Beneath the Bvlgari Hotel London in Knightsbridge, Nolita Social is a hotel bar of uncommon eminence. Inspired by the late-night bars of New York – named after the neighbourhood north of Little Italy – the destination bar defies stiff upper lip five-star hotel convention with its lively atmosphere, also paying host to live music each week. Plush booths are sprawled around the perimeter of the basement space, but the seats at the bar are the most charming.
Here, cocktails are mixed with a degree of theatre, each named after songs from the ‘60s, ‘70s and ‘90s. ‘Sympathy for the Devil’ is a play on a classic Old Fashioned, smoked table side using a chip of white oak. ‘Tiny Dancer’, on the other hand, is a lighter, elegant drink combining Belvedere vodka with yuzu liqueur, grapefruit and lemongrass water, topped with Prosecco (Elton would approve, I’m sure). There’s less focus on bar snacks at Nolita Social, but it’s an ideal venue for a digestif to follow dinner upstairs at Sette, the first London restaurant from the team behind Scarpetta in New York.
Having replaced Alain Ducasse’s Rivea, Sette is a predominantly Italian restaurant with a strong Italian-American accent that permeates the menu and adds some modern flair alongside a general air of glamour (think Scorsese over Coppola). As a hotel restaurant, the dining room has natural light restrictions and there’s the usual silliness of the bathrooms being located a lift’s ride away. Otherwise, the space is festooned with comfortable leather seating in various shades of brown and cream, hardwood flooring and sympathetic lighting at dinner. As expected from a restaurant within a luxury hotel, the service at Sette is slick, but not overwhelming or intimidating.
As for the menu, there’s a prominent focus on excellent seasonal ingredients at Sette. Pasta features heavily, supplemented by a number of meat and fish-focused dishes, antipasti and an entire section dedicated to crudi. Moreover, a tasting menu is also served, priced at £65 per person, while a prix fixe lunch deal offers three courses for £29 and includes the restaurant’s signature tomato and basil spaghetti dish: a particular highlight. Immediately after ordering, a selection of bread arrived – each example far better than it needed to be. Most exciting of which was the bread spiked with sobrasada, a glorious marriage of fat and carbohydrate.

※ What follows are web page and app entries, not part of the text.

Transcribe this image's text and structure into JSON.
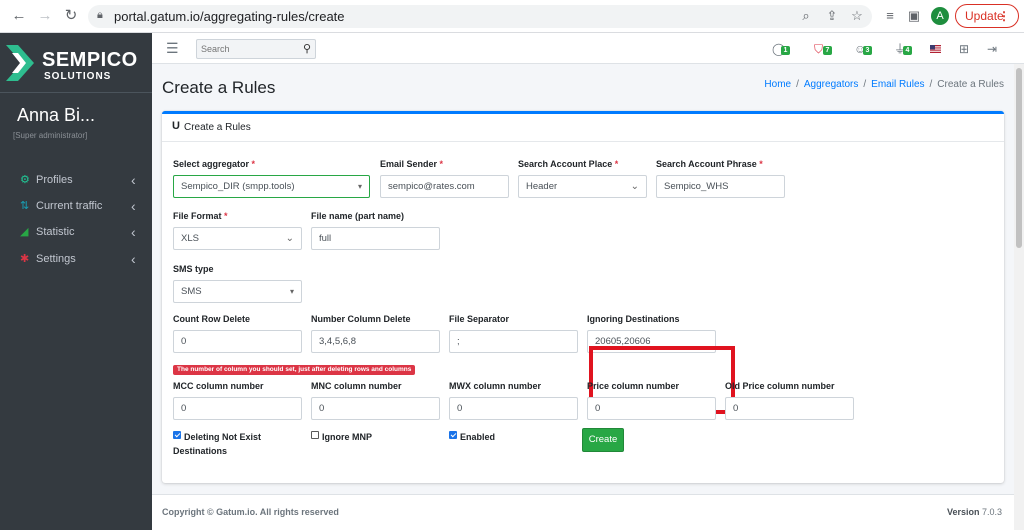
{
  "browser": {
    "url": "portal.gatum.io/aggregating-rules/create",
    "update_label": "Update",
    "avatar_letter": "A"
  },
  "sidebar": {
    "brand": "SEMPICO",
    "brand_sub": "SOLUTIONS",
    "user_name": "Anna Bi...",
    "user_role": "[Super administrator]",
    "items": [
      {
        "label": "Profiles",
        "icon": "profiles-icon"
      },
      {
        "label": "Current traffic",
        "icon": "traffic-icon"
      },
      {
        "label": "Statistic",
        "icon": "chart-icon"
      },
      {
        "label": "Settings",
        "icon": "gears-icon"
      }
    ]
  },
  "topnav": {
    "search_placeholder": "Search",
    "badges": [
      {
        "icon": "comments-icon",
        "count": "1",
        "color": "#28a745"
      },
      {
        "icon": "shield-icon",
        "count": "7",
        "color": "#28a745"
      },
      {
        "icon": "users-icon",
        "count": "3",
        "color": "#28a745"
      },
      {
        "icon": "plugs-icon",
        "count": "4",
        "color": "#28a745"
      }
    ]
  },
  "page": {
    "title": "Create a Rules",
    "breadcrumb": [
      "Home",
      "Aggregators",
      "Email Rules",
      "Create a Rules"
    ],
    "card_title": "Create a Rules"
  },
  "form": {
    "aggregator": {
      "label": "Select aggregator",
      "value": "Sempico_DIR (smpp.tools)"
    },
    "email_sender": {
      "label": "Email Sender",
      "value": "sempico@rates.com"
    },
    "search_place": {
      "label": "Search Account Place",
      "value": "Header"
    },
    "search_phrase": {
      "label": "Search Account Phrase",
      "value": "Sempico_WHS"
    },
    "file_format": {
      "label": "File Format",
      "value": "XLS"
    },
    "file_name": {
      "label": "File name (part name)",
      "value": "full"
    },
    "sms_type": {
      "label": "SMS type",
      "value": "SMS"
    },
    "count_row_delete": {
      "label": "Count Row Delete",
      "value": "0"
    },
    "number_column_delete": {
      "label": "Number Column Delete",
      "value": "3,4,5,6,8"
    },
    "file_separator": {
      "label": "File Separator",
      "value": ";"
    },
    "ignoring_destinations": {
      "label": "Ignoring Destinations",
      "value": "20605,20606"
    },
    "hint": "The number of column you should set, just after deleting rows and columns",
    "mcc": {
      "label": "MCC column number",
      "value": "0"
    },
    "mnc": {
      "label": "MNC column number",
      "value": "0"
    },
    "mwx": {
      "label": "MWX column number",
      "value": "0"
    },
    "price": {
      "label": "Price column number",
      "value": "0"
    },
    "old_price": {
      "label": "Old Price column number",
      "value": "0"
    },
    "deleting_not_exist": {
      "label": "Deleting Not Exist",
      "label2": "Destinations",
      "checked": true
    },
    "ignore_mnp": {
      "label": "Ignore MNP",
      "checked": false
    },
    "enabled": {
      "label": "Enabled",
      "checked": true
    },
    "create_label": "Create",
    "required_mark": "*"
  },
  "footer": {
    "copyright": "Copyright © Gatum.io. All rights reserved",
    "version_label": "Version",
    "version": "7.0.3"
  }
}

From the crudi section of the menu, slivers of raw yellowtail tuna (£13) were unmistakably fresh, simply dressed with ginger-infused oil and lightly pickled petals of red onion. Sea bass (£12), on the other hand, had a stronger Mediterranean identity, joined by briny Taggiasca olives and a platoon of multi-coloured tomatoes. More seafood came with an octopus (£14) starter harbouring a well-charred tentacle accompanied by globe artichokes, ‘marble potato’ and an inspired vinaigrette made with charred spring onions. A key specimen of the exemplary comfort food the group has become so renowned for across the Atlantic, creamy polenta was served with a fricassee of truffled mushrooms (£10), folded with cream and an industrial helping of Parmesan: an opulent, gloriously insalubrious delight.
The restaurant’s most famous dish is perhaps the menu’s most unassuming – simply described as spaghetti with tomato and basil (£16). A vehicle for dramatic presentation, the glass cloche brought little to the dish other than slightly coagulating the tomato sauce, but didn’t affect the bright flavour profile. Here, Roma tomatoes are gently simmered, finished with basil and lavished with butter before being tossed with al dente spaghetti that’s made in-house: a showcase of quality ingredients treated with utmost respect, the cornerstone of modest Italian cooking.

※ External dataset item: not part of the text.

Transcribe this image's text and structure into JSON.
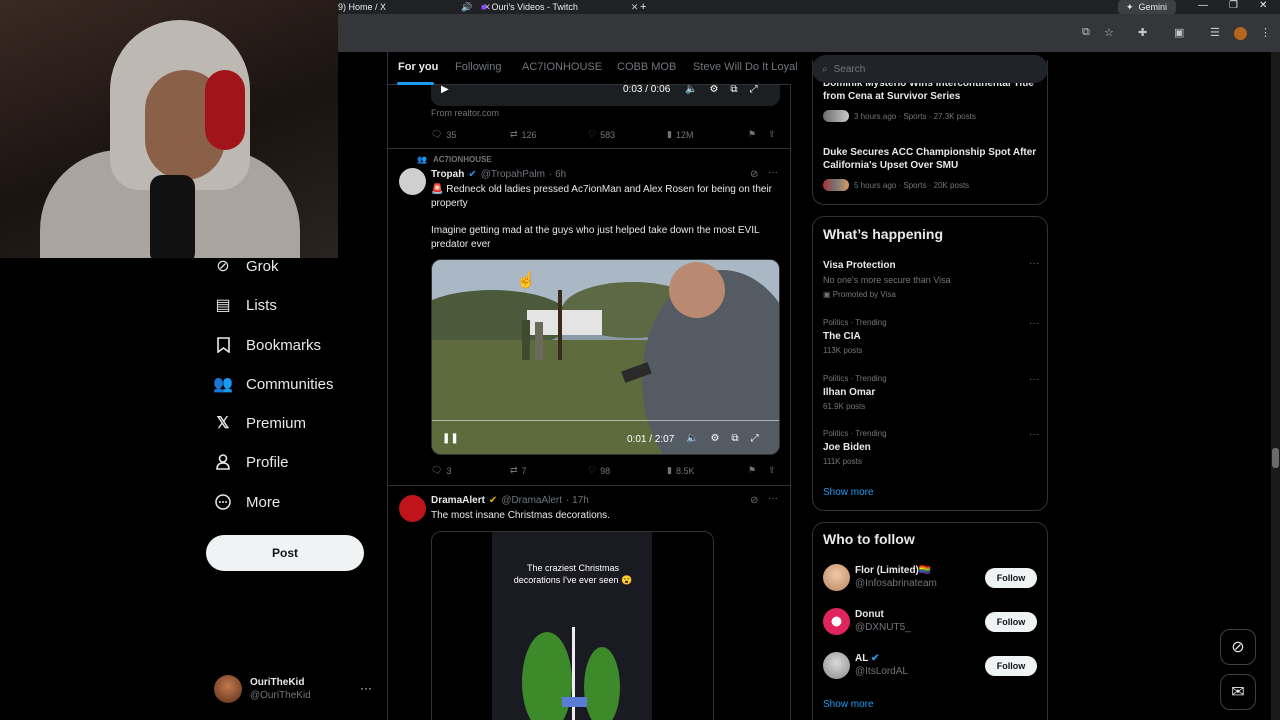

Another well executed main featured a thick tranche of pan fried halibut (£29) lounging over a puree of white asparagus and a raft of charred asparagus spears lending favourable texture to the dish, as well as flavour, capped with a crown of finely chopped almonds, shallots and chives. To finish, espresso bundino (£10) featured a layer of coffee cream flecked with salted caramel and a generous scoop of hazelnut gelato. A decadent dessert ample for two to share before heading downstairs for that inevitable (completely necessary) post-dinner drink at Nolita Social.
Sette can be found at 4 Knightsbridge Green, London, SW1X 7QA.
Sette serves well-executed Italian food with an American accent, joined by a destination basement bar